Thursday 08 March 2012
Reflections from Japan
Families receiving aid in Japan last year
'Living in Japan it is easy to become complacent. Crime is low, politics uneventful, and turmoil on the international stage is rare. Even the earthquakes, which are common here, are greeted with relative equanimity due to confidence in the engineering prowess of the architects.’
Before Chris Alderson (UK) trained to become a ShelterBox Response Team (SRT) member, he acted as a guide and translator for ShelterBox in Japan, following the 9.0-magnitude earthquake and tsunami that struck the country's northeast coast in March 2011 causing widespread devastation:
'I have lived here 15 years and was as shocked as any when, on Friday 11 March, the tremors in Tokyo increased in intensity beyond anything I had previously experienced. In the north, closer to the epicentre, the violent quake presaged what was later categorised as a tsunami of a scale seen once in 1000 years. Annual evacuation drills saved millions, but due to the unforeseen scale of the event, some relocation centres were situated below the level of the incoming wave, and safety measures at the nuclear facility in Fukushima failed beneath the double onslaught of tremor and tsunami, causing critical leakage. Initial reports indicated the damage and loss of life to be enormous. Meanwhile, uncertainty regarding radiation, damage to roads, shortage of power and panic buying of fuel and food confounded even authorities in reaching the disaster zone.
'I have made a career of building companies, factories, and distribution networks around Asia with few resources other than initiative. I recognised that I was in a position to help my adopted home, and immediately began to search for a way to do so. Most organisations seeking to assist here balked at the apparent obstacles initially. However, a German lawyer, Marco Moller, who had previously interned with my firm, advised me that ShelterBox was on the ground, only 24 hours after the temblor. He put me in touch with SRT members Mark Pearson (UK) and Lasse Petersen (AU), and by Sunday I had agreed to act as guide and translator for an initial assessment up north. The British Embassy was tireless in their support, providing permits to cross the nuclear exclusion zone, and negotiating on our behalf to obtain fuel from the US air force base of Yokota. The sight that greeted us when we reached Kessanuma shocked even veterans like Mark and Lasse.
'Once they confirmed the need for support, I was able to arrange the provision of six ten ton trucks from a business acquaintance, and shamelessly pressed Land Rover to sign over one of their vehicles. Virgin Airways, a great supporter of ShelterBox, also provided a jeep, whilst another of my previous companies provided oil drums so that we could place emergency fuel supplies in Morioka (queues stretched up to six hours for a five litre fuel ration), which served as our initial base of operations in the north.
'Rotarians provided storage both at the airport in Narita and in the north, and their network proved invaluable in our subsequent search for the needy.
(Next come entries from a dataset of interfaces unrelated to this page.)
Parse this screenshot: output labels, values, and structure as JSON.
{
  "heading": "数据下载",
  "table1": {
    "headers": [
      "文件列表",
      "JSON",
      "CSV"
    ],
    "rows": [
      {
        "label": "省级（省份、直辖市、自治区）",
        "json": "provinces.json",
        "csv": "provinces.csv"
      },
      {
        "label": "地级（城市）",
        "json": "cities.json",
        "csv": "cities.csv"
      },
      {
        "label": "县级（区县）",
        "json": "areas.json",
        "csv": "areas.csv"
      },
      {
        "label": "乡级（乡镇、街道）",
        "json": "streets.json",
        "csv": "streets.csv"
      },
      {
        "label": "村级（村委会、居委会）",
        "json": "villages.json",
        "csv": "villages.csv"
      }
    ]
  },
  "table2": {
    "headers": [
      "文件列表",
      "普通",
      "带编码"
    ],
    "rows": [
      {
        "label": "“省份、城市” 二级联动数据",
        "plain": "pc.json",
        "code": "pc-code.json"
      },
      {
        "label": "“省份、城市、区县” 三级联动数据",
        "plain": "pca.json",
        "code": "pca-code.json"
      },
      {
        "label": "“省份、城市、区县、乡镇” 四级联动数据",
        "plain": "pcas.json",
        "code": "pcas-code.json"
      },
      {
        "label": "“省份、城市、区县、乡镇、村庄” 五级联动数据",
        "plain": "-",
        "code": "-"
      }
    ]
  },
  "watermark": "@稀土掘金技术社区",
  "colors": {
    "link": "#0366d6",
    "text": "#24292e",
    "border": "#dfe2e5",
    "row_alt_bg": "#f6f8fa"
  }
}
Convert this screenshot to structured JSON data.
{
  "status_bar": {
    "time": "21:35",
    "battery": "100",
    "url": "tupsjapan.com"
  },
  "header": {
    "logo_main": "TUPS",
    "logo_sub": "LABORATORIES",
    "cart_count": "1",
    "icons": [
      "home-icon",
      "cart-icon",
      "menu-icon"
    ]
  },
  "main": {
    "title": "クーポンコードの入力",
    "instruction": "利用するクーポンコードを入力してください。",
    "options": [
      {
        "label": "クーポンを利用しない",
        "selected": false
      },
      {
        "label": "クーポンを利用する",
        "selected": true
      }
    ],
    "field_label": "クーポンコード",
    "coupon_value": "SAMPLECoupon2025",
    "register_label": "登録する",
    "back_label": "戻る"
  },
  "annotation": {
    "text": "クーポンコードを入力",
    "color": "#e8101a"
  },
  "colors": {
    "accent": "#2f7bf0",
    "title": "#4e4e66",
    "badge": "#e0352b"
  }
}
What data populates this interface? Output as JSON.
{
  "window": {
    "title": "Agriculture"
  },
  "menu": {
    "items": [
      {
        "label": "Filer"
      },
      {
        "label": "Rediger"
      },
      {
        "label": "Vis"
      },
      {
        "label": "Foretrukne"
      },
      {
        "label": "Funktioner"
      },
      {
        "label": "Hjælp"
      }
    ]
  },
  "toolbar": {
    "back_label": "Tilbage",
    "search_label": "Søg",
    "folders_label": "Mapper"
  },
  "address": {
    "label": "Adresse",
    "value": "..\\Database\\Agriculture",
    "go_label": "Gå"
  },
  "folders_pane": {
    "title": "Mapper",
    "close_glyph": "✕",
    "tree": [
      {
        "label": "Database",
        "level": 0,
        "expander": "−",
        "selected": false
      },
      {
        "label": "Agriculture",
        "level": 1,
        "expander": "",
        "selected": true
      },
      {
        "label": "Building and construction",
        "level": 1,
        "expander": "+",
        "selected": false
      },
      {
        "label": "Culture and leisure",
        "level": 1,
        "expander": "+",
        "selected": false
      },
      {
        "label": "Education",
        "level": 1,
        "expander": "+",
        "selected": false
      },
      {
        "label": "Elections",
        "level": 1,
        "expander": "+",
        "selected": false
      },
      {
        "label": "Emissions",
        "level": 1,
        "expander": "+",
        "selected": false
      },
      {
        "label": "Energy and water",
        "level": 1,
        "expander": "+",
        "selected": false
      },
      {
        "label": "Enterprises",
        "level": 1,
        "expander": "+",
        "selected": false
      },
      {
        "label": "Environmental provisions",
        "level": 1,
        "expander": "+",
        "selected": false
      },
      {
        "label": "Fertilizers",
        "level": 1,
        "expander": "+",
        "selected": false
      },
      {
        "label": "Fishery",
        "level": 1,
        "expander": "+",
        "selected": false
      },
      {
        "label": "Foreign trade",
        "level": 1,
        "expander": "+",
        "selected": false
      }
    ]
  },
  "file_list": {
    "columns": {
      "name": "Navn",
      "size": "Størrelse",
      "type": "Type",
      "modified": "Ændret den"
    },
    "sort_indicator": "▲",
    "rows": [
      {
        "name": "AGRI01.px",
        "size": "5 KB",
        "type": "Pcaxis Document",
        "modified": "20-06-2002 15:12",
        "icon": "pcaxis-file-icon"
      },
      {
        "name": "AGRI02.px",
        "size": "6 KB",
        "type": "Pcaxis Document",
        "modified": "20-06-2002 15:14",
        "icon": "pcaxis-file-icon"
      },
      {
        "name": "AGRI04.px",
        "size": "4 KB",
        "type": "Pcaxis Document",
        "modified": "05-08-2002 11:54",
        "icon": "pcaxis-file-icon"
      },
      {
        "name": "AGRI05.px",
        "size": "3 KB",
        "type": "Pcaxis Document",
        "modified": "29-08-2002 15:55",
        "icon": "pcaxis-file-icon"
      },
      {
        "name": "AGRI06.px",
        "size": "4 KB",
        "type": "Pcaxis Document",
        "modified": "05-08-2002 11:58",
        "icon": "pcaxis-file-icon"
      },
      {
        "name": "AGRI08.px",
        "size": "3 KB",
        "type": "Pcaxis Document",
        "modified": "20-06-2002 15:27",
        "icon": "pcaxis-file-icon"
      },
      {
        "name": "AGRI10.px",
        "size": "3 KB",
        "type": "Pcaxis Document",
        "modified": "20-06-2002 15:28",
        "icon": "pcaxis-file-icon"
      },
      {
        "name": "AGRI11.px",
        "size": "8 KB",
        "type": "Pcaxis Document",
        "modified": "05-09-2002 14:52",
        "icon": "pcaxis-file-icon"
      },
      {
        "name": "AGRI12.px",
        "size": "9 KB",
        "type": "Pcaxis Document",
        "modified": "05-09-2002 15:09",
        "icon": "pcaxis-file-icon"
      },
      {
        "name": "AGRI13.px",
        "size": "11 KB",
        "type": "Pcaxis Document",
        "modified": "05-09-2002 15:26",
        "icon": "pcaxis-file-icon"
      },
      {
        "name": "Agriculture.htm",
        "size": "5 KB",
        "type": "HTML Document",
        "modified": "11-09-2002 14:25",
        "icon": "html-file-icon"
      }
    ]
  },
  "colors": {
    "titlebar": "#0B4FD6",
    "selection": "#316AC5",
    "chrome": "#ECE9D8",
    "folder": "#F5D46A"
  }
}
ShelterBox quickly escalated activities, and deployed further SRT members, with whom I travelled, facilitating communications, pitching tents and training locals in the use of the supplies that ShelterBox was able to bring into Japan with stunning speed.
'Our activity included setting up tents within displacement centres to provide privacy and dignity to people pressed in their hundreds into common rooms, or in communities where people chose to stay near their ruined homes to rebuild with their neighbours. In Nagahama we found 96 people living in the only three homes left habitable. Their sense of community was such that they thought nothing of sharing their homes and few possessions rather than see their neighbours dispensed to other locations. We were able to establish and equip a tent community so that they could continue rebuilding with their community and pride intact. People would have been touched by the smiles, hugs and tears of gratitude we were bestowed with.
'My involvement concluded after a few weeks, as initial disaster relief gave way to longer term support initiatives, but the impression left on me by ShelterBox echoed on. They had deployed with speed and organisation to rival any corporate or military organisation. The passion and dedication of the SRT members I deployed with was backed up by impressive logistic and planning capabilities. It was clear that time spent with ShelterBox was not a feel-good exercise, but a carefully strategised activity with calculated impact. This event was also a timely reminder that my long held intentions to make a positive contribution to the world had so far remained no more than that – intentions.
'When I was approached about becoming an SRT member I was proud to join their ranks. As we underwent extensive, multi-disciplinary training, it was pressed upon us that our lifesaving activities would bring with them responsibilities both to communities around the world, and as ambassadors for the many whose work in raising awareness, collecting and contributing funds, packing boxes and countless other activities made our deployment possible.
'My deployment to Mindanao in the Southern Philippines this month was my first as a fully-fledged SRT member. Whilst other team members had been on the ground since tropical storm Washi left 28,000 people without shelter in December, I was able to participate in the final stages of providing shelter to hundreds of families. I would like to thank all those who made this, and countless other such initiatives possible, and I am unspeakably proud to be a part of ShelterBox.'